_Exercise aim_. Omitting the pictures, print every line below exactly as it stands.

_Entries supplied_.
-*-
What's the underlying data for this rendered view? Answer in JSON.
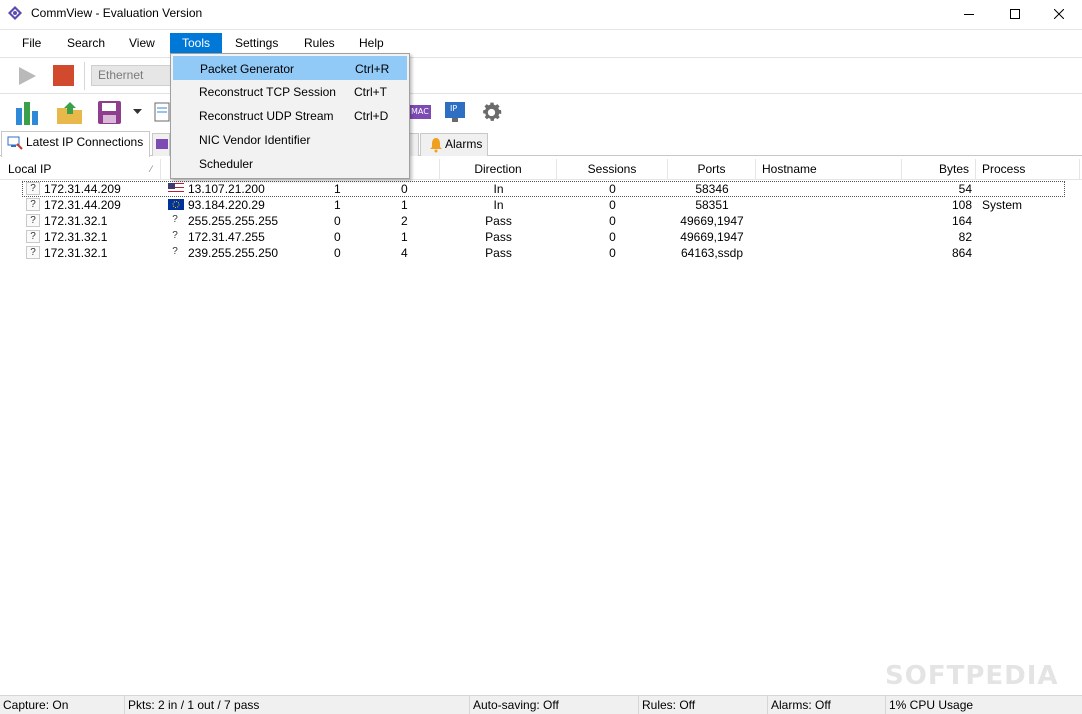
{
  "window": {
    "title": "CommView - Evaluation Version",
    "controls": [
      "minimize",
      "maximize",
      "close"
    ]
  },
  "menubar": {
    "items": [
      "File",
      "Search",
      "View",
      "Tools",
      "Settings",
      "Rules",
      "Help"
    ],
    "active": "Tools"
  },
  "toolbar": {
    "adapter_label": "Ethernet",
    "icons": [
      "play-icon",
      "stop-icon",
      "statistics-icon",
      "open-folder-icon",
      "save-icon",
      "mac-aliases-icon",
      "ip-aliases-icon",
      "settings-gear-icon"
    ],
    "mac_label": "MAC",
    "ip_label": "IP"
  },
  "tools_menu": {
    "items": [
      {
        "label": "Packet Generator",
        "shortcut": "Ctrl+R"
      },
      {
        "label": "Reconstruct TCP Session",
        "shortcut": "Ctrl+T"
      },
      {
        "label": "Reconstruct UDP Stream",
        "shortcut": "Ctrl+D"
      },
      {
        "label": "NIC Vendor Identifier",
        "shortcut": ""
      },
      {
        "label": "Scheduler",
        "shortcut": ""
      }
    ],
    "highlighted_index": 0
  },
  "tabs": {
    "active_label": "Latest IP Connections",
    "partial_label": "s",
    "alarms_label": "Alarms"
  },
  "table": {
    "columns": [
      "Local IP",
      "",
      "t",
      "Direction",
      "Sessions",
      "Ports",
      "Hostname",
      "Bytes",
      "Process"
    ],
    "rows": [
      {
        "local_ip": "172.31.44.209",
        "remote_ip": "13.107.21.200",
        "flag": "us",
        "in": "1",
        "out": "0",
        "direction": "In",
        "sessions": "0",
        "ports": "58346",
        "hostname": "",
        "bytes": "54",
        "process": ""
      },
      {
        "local_ip": "172.31.44.209",
        "remote_ip": "93.184.220.29",
        "flag": "eu",
        "in": "1",
        "out": "1",
        "direction": "In",
        "sessions": "0",
        "ports": "58351",
        "hostname": "",
        "bytes": "108",
        "process": "System"
      },
      {
        "local_ip": "172.31.32.1",
        "remote_ip": "255.255.255.255",
        "flag": "?",
        "in": "0",
        "out": "2",
        "direction": "Pass",
        "sessions": "0",
        "ports": "49669,1947",
        "hostname": "",
        "bytes": "164",
        "process": ""
      },
      {
        "local_ip": "172.31.32.1",
        "remote_ip": "172.31.47.255",
        "flag": "?",
        "in": "0",
        "out": "1",
        "direction": "Pass",
        "sessions": "0",
        "ports": "49669,1947",
        "hostname": "",
        "bytes": "82",
        "process": ""
      },
      {
        "local_ip": "172.31.32.1",
        "remote_ip": "239.255.255.250",
        "flag": "?",
        "in": "0",
        "out": "4",
        "direction": "Pass",
        "sessions": "0",
        "ports": "64163,ssdp",
        "hostname": "",
        "bytes": "864",
        "process": ""
      }
    ]
  },
  "statusbar": {
    "capture": "Capture: On",
    "packets": "Pkts: 2 in / 1 out / 7 pass",
    "autosaving": "Auto-saving: Off",
    "rules": "Rules: Off",
    "alarms": "Alarms: Off",
    "cpu": "1% CPU Usage"
  },
  "watermark": "SOFTPEDIA",
  "colors": {
    "menu_active": "#0078d7",
    "menu_highlight": "#91c9f7",
    "stop": "#d24a2e"
  }
}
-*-
_Output_.
What's the underlying data for this rendered view? Answer in JSON.
{
  "window": {
    "title": "CommView - Evaluation Version",
    "controls": [
      "minimize",
      "maximize",
      "close"
    ]
  },
  "menubar": {
    "items": [
      "File",
      "Search",
      "View",
      "Tools",
      "Settings",
      "Rules",
      "Help"
    ],
    "active": "Tools"
  },
  "toolbar": {
    "adapter_label": "Ethernet",
    "icons": [
      "play-icon",
      "stop-icon",
      "statistics-icon",
      "open-folder-icon",
      "save-icon",
      "mac-aliases-icon",
      "ip-aliases-icon",
      "settings-gear-icon"
    ],
    "mac_label": "MAC",
    "ip_label": "IP"
  },
  "tools_menu": {
    "items": [
      {
        "label": "Packet Generator",
        "shortcut": "Ctrl+R"
      },
      {
        "label": "Reconstruct TCP Session",
        "shortcut": "Ctrl+T"
      },
      {
        "label": "Reconstruct UDP Stream",
        "shortcut": "Ctrl+D"
      },
      {
        "label": "NIC Vendor Identifier",
        "shortcut": ""
      },
      {
        "label": "Scheduler",
        "shortcut": ""
      }
    ],
    "highlighted_index": 0
  },
  "tabs": {
    "active_label": "Latest IP Connections",
    "partial_label": "s",
    "alarms_label": "Alarms"
  },
  "table": {
    "columns": [
      "Local IP",
      "",
      "t",
      "Direction",
      "Sessions",
      "Ports",
      "Hostname",
      "Bytes",
      "Process"
    ],
    "rows": [
      {
        "local_ip": "172.31.44.209",
        "remote_ip": "13.107.21.200",
        "flag": "us",
        "in": "1",
        "out": "0",
        "direction": "In",
        "sessions": "0",
        "ports": "58346",
        "hostname": "",
        "bytes": "54",
        "process": ""
      },
      {
        "local_ip": "172.31.44.209",
        "remote_ip": "93.184.220.29",
        "flag": "eu",
        "in": "1",
        "out": "1",
        "direction": "In",
        "sessions": "0",
        "ports": "58351",
        "hostname": "",
        "bytes": "108",
        "process": "System"
      },
      {
        "local_ip": "172.31.32.1",
        "remote_ip": "255.255.255.255",
        "flag": "?",
        "in": "0",
        "out": "2",
        "direction": "Pass",
        "sessions": "0",
        "ports": "49669,1947",
        "hostname": "",
        "bytes": "164",
        "process": ""
      },
      {
        "local_ip": "172.31.32.1",
        "remote_ip": "172.31.47.255",
        "flag": "?",
        "in": "0",
        "out": "1",
        "direction": "Pass",
        "sessions": "0",
        "ports": "49669,1947",
        "hostname": "",
        "bytes": "82",
        "process": ""
      },
      {
        "local_ip": "172.31.32.1",
        "remote_ip": "239.255.255.250",
        "flag": "?",
        "in": "0",
        "out": "4",
        "direction": "Pass",
        "sessions": "0",
        "ports": "64163,ssdp",
        "hostname": "",
        "bytes": "864",
        "process": ""
      }
    ]
  },
  "statusbar": {
    "capture": "Capture: On",
    "packets": "Pkts: 2 in / 1 out / 7 pass",
    "autosaving": "Auto-saving: Off",
    "rules": "Rules: Off",
    "alarms": "Alarms: Off",
    "cpu": "1% CPU Usage"
  },
  "watermark": "SOFTPEDIA",
  "colors": {
    "menu_active": "#0078d7",
    "menu_highlight": "#91c9f7",
    "stop": "#d24a2e"
  }
}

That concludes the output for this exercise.